## TASK DIRECTIONS
Print every line below exactly. Skip the pictures.

:: ENTRIES SUPPLIED

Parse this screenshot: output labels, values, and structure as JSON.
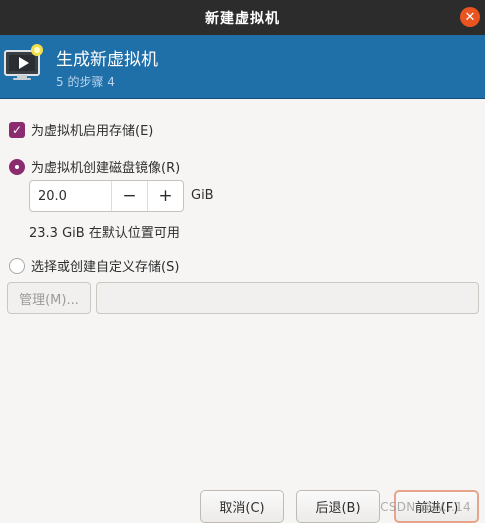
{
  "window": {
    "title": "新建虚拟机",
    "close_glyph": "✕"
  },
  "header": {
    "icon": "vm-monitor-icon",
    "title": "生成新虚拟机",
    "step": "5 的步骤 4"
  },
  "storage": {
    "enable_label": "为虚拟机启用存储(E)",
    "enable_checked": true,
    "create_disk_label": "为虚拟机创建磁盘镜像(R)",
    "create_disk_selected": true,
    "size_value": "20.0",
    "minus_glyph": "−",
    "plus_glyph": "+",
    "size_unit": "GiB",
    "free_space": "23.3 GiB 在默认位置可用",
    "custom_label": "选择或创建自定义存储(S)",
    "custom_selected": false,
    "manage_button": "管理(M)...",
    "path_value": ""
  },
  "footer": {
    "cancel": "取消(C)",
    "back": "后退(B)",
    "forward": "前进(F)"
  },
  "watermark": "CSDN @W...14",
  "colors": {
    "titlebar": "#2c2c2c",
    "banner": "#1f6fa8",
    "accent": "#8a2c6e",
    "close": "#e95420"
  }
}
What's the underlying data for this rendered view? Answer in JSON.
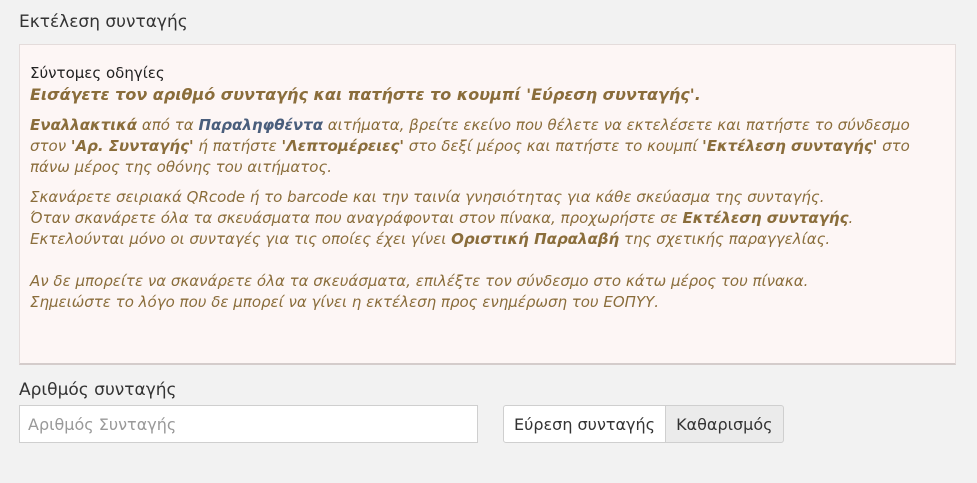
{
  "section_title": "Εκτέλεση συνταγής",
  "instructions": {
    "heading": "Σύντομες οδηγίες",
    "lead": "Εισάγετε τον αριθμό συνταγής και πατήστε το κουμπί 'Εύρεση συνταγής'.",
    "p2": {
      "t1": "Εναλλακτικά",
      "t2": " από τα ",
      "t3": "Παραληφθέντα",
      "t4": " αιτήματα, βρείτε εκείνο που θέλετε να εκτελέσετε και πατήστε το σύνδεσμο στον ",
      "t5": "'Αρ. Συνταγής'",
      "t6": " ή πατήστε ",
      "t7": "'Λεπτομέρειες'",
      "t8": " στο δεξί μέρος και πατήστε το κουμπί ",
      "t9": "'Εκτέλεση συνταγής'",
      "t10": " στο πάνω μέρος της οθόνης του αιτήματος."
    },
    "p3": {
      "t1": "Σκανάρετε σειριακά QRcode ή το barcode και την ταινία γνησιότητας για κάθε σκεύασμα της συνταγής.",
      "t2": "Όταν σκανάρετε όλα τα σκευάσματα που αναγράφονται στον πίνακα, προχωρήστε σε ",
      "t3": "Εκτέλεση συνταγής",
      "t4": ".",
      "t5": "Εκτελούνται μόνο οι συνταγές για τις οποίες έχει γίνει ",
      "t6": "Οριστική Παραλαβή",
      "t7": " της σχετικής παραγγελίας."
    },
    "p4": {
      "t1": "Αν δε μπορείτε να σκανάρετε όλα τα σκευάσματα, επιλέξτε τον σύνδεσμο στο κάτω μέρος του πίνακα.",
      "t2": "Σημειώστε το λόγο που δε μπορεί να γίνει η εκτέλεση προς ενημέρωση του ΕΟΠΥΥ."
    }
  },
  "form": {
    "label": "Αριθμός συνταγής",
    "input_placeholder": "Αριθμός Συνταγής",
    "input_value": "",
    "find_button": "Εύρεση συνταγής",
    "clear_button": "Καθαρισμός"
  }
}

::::

## ANSWER AREA
Parse this screenshot: output labels, values, and structure as JSON.
{
  "window": {
    "title": "新建虚拟机",
    "close_glyph": "✕"
  },
  "header": {
    "icon": "vm-monitor-icon",
    "title": "生成新虚拟机",
    "step": "5 的步骤 4"
  },
  "storage": {
    "enable_label": "为虚拟机启用存储(E)",
    "enable_checked": true,
    "create_disk_label": "为虚拟机创建磁盘镜像(R)",
    "create_disk_selected": true,
    "size_value": "20.0",
    "minus_glyph": "−",
    "plus_glyph": "+",
    "size_unit": "GiB",
    "free_space": "23.3 GiB 在默认位置可用",
    "custom_label": "选择或创建自定义存储(S)",
    "custom_selected": false,
    "manage_button": "管理(M)...",
    "path_value": ""
  },
  "footer": {
    "cancel": "取消(C)",
    "back": "后退(B)",
    "forward": "前进(F)"
  },
  "watermark": "CSDN @W...14",
  "colors": {
    "titlebar": "#2c2c2c",
    "banner": "#1f6fa8",
    "accent": "#8a2c6e",
    "close": "#e95420"
  }
}
What's the underlying data for this rendered view? Answer in JSON.
{
  "section_title": "Εκτέλεση συνταγής",
  "instructions": {
    "heading": "Σύντομες οδηγίες",
    "lead": "Εισάγετε τον αριθμό συνταγής και πατήστε το κουμπί 'Εύρεση συνταγής'.",
    "p2": {
      "t1": "Εναλλακτικά",
      "t2": " από τα ",
      "t3": "Παραληφθέντα",
      "t4": " αιτήματα, βρείτε εκείνο που θέλετε να εκτελέσετε και πατήστε το σύνδεσμο στον ",
      "t5": "'Αρ. Συνταγής'",
      "t6": " ή πατήστε ",
      "t7": "'Λεπτομέρειες'",
      "t8": " στο δεξί μέρος και πατήστε το κουμπί ",
      "t9": "'Εκτέλεση συνταγής'",
      "t10": " στο πάνω μέρος της οθόνης του αιτήματος."
    },
    "p3": {
      "t1": "Σκανάρετε σειριακά QRcode ή το barcode και την ταινία γνησιότητας για κάθε σκεύασμα της συνταγής.",
      "t2": "Όταν σκανάρετε όλα τα σκευάσματα που αναγράφονται στον πίνακα, προχωρήστε σε ",
      "t3": "Εκτέλεση συνταγής",
      "t4": ".",
      "t5": "Εκτελούνται μόνο οι συνταγές για τις οποίες έχει γίνει ",
      "t6": "Οριστική Παραλαβή",
      "t7": " της σχετικής παραγγελίας."
    },
    "p4": {
      "t1": "Αν δε μπορείτε να σκανάρετε όλα τα σκευάσματα, επιλέξτε τον σύνδεσμο στο κάτω μέρος του πίνακα.",
      "t2": "Σημειώστε το λόγο που δε μπορεί να γίνει η εκτέλεση προς ενημέρωση του ΕΟΠΥΥ."
    }
  },
  "form": {
    "label": "Αριθμός συνταγής",
    "input_placeholder": "Αριθμός Συνταγής",
    "input_value": "",
    "find_button": "Εύρεση συνταγής",
    "clear_button": "Καθαρισμός"
  }
}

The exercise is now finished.